◆ Data records
☆ ☆ ☆ ☆ ☆ ☆ ☆

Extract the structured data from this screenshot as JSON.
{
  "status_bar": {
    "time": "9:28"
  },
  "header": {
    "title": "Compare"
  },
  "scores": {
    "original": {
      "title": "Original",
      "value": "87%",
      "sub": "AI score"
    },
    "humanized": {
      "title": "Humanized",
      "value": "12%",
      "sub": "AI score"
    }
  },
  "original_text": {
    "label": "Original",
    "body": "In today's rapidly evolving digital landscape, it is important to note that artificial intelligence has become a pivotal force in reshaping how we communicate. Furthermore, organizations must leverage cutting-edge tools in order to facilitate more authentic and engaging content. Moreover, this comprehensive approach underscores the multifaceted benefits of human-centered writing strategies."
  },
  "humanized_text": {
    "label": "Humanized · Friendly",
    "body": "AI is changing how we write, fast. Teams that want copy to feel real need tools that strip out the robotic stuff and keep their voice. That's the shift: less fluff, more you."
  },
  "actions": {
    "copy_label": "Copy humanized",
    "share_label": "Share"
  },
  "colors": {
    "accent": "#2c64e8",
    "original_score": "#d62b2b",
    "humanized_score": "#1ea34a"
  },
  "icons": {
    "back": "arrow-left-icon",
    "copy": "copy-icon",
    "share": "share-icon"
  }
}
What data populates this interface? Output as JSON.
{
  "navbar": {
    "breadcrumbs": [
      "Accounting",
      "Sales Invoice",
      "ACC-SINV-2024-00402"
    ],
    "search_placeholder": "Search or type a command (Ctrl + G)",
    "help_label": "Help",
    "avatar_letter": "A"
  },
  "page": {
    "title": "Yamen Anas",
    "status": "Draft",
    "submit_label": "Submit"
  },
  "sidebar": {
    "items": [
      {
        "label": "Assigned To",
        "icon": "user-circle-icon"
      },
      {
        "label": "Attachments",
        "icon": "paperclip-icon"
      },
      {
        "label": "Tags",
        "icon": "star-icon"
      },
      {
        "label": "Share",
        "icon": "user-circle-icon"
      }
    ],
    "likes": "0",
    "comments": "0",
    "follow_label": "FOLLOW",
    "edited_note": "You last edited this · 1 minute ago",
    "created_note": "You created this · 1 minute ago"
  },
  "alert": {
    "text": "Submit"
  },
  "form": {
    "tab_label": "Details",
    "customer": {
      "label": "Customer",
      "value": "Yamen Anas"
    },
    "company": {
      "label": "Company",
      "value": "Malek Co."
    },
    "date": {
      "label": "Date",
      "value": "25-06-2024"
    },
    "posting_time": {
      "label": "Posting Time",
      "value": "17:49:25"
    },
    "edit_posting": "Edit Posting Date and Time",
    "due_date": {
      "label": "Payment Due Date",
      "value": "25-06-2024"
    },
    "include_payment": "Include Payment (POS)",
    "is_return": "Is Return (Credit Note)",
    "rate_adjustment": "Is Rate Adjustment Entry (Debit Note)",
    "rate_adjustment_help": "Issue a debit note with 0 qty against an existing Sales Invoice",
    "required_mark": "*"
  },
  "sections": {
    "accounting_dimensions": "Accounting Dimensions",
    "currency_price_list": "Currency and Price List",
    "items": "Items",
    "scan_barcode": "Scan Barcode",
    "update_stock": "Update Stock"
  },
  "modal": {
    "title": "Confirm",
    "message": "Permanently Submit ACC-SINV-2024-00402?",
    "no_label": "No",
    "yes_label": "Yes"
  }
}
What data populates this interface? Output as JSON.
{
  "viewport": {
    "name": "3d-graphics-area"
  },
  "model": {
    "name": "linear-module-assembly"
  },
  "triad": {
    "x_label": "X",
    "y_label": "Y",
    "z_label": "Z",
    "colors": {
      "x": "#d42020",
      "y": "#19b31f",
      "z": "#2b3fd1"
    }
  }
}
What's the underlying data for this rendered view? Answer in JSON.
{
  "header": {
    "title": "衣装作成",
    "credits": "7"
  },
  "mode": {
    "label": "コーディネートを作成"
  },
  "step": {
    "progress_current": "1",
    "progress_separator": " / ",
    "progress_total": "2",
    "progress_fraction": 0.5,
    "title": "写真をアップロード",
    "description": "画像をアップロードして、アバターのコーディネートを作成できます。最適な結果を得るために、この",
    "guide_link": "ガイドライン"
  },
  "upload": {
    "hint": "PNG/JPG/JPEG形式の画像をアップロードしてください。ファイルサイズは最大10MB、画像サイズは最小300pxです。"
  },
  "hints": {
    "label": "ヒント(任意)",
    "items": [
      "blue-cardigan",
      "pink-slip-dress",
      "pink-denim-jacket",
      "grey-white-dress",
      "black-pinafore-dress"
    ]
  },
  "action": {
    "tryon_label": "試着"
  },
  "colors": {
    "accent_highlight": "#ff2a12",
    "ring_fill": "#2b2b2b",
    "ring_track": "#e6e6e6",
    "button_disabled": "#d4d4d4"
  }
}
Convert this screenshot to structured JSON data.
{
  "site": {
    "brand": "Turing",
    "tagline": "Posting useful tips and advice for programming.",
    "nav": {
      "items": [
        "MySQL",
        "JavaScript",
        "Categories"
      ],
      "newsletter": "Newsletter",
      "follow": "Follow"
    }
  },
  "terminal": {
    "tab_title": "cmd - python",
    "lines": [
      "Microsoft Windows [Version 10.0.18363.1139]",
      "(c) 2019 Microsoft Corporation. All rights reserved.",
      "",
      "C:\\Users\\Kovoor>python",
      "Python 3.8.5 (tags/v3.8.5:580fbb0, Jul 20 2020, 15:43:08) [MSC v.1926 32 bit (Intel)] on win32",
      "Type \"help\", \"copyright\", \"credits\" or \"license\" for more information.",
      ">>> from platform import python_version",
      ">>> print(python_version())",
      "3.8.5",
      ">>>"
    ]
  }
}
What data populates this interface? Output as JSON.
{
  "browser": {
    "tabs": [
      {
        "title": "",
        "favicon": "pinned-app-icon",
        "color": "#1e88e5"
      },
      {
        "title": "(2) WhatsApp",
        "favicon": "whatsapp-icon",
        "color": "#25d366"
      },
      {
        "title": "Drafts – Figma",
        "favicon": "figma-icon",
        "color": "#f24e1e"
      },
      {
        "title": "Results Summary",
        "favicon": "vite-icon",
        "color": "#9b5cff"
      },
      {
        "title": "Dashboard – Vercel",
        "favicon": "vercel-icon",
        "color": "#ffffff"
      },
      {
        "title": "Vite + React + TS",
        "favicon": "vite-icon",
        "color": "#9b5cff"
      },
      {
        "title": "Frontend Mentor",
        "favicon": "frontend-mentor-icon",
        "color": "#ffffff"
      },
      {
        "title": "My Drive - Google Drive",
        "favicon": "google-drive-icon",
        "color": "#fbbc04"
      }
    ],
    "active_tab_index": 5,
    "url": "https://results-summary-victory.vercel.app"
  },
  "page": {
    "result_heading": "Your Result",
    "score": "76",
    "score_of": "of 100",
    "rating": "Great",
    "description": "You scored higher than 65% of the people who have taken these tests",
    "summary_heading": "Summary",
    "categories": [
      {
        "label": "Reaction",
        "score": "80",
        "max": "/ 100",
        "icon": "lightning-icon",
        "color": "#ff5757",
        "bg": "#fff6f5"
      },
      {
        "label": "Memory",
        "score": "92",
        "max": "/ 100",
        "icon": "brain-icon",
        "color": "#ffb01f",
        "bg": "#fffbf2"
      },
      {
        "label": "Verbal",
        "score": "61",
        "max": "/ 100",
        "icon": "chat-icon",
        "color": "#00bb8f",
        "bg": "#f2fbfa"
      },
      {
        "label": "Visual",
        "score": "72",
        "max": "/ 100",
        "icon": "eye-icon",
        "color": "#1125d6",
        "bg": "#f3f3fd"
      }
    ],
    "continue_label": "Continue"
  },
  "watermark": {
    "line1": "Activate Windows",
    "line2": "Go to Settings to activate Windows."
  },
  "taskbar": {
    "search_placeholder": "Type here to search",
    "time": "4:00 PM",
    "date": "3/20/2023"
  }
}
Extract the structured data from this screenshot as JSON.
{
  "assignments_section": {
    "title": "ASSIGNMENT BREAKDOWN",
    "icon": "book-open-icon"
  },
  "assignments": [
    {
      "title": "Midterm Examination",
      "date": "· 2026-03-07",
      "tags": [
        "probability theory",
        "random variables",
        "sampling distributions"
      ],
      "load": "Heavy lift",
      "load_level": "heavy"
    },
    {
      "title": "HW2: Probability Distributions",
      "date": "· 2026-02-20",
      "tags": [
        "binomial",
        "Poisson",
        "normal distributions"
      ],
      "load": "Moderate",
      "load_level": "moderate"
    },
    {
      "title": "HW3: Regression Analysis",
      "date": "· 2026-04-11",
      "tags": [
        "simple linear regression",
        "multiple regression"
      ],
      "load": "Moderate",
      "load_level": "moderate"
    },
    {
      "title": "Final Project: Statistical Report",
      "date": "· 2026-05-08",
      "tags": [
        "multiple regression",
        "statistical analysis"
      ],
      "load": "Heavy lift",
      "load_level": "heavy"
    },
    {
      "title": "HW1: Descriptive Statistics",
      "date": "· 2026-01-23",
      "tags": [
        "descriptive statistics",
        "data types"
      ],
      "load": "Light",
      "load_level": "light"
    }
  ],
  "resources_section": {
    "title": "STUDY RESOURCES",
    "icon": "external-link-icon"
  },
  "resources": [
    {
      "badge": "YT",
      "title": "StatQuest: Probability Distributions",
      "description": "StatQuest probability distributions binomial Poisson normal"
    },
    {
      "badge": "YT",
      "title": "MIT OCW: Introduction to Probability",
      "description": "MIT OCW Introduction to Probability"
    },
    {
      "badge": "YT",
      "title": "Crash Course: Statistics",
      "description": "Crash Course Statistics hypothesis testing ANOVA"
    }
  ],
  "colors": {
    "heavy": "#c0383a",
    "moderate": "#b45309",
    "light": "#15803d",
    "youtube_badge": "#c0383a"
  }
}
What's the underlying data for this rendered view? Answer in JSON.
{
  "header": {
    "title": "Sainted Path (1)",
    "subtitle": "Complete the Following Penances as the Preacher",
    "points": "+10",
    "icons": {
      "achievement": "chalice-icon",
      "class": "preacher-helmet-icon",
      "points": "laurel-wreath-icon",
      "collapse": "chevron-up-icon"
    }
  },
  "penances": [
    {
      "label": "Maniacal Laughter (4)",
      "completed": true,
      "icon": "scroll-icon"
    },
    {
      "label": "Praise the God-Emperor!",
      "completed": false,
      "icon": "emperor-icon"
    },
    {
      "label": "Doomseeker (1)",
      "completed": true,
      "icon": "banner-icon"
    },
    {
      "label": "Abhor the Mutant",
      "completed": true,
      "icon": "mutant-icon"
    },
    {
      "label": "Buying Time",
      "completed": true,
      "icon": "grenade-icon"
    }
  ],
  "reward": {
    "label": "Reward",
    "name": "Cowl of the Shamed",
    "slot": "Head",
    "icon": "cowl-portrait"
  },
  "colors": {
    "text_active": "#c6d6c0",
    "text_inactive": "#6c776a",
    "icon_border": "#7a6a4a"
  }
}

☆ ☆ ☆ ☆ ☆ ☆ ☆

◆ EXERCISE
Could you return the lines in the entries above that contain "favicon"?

◆ TASK OUTPUT
        "favicon": "pinned-app-icon",
        "favicon": "whatsapp-icon",
        "favicon": "figma-icon",
        "favicon": "vite-icon",
        "favicon": "vercel-icon",
        "favicon": "vite-icon",
        "favicon": "frontend-mentor-icon",
        "favicon": "google-drive-icon",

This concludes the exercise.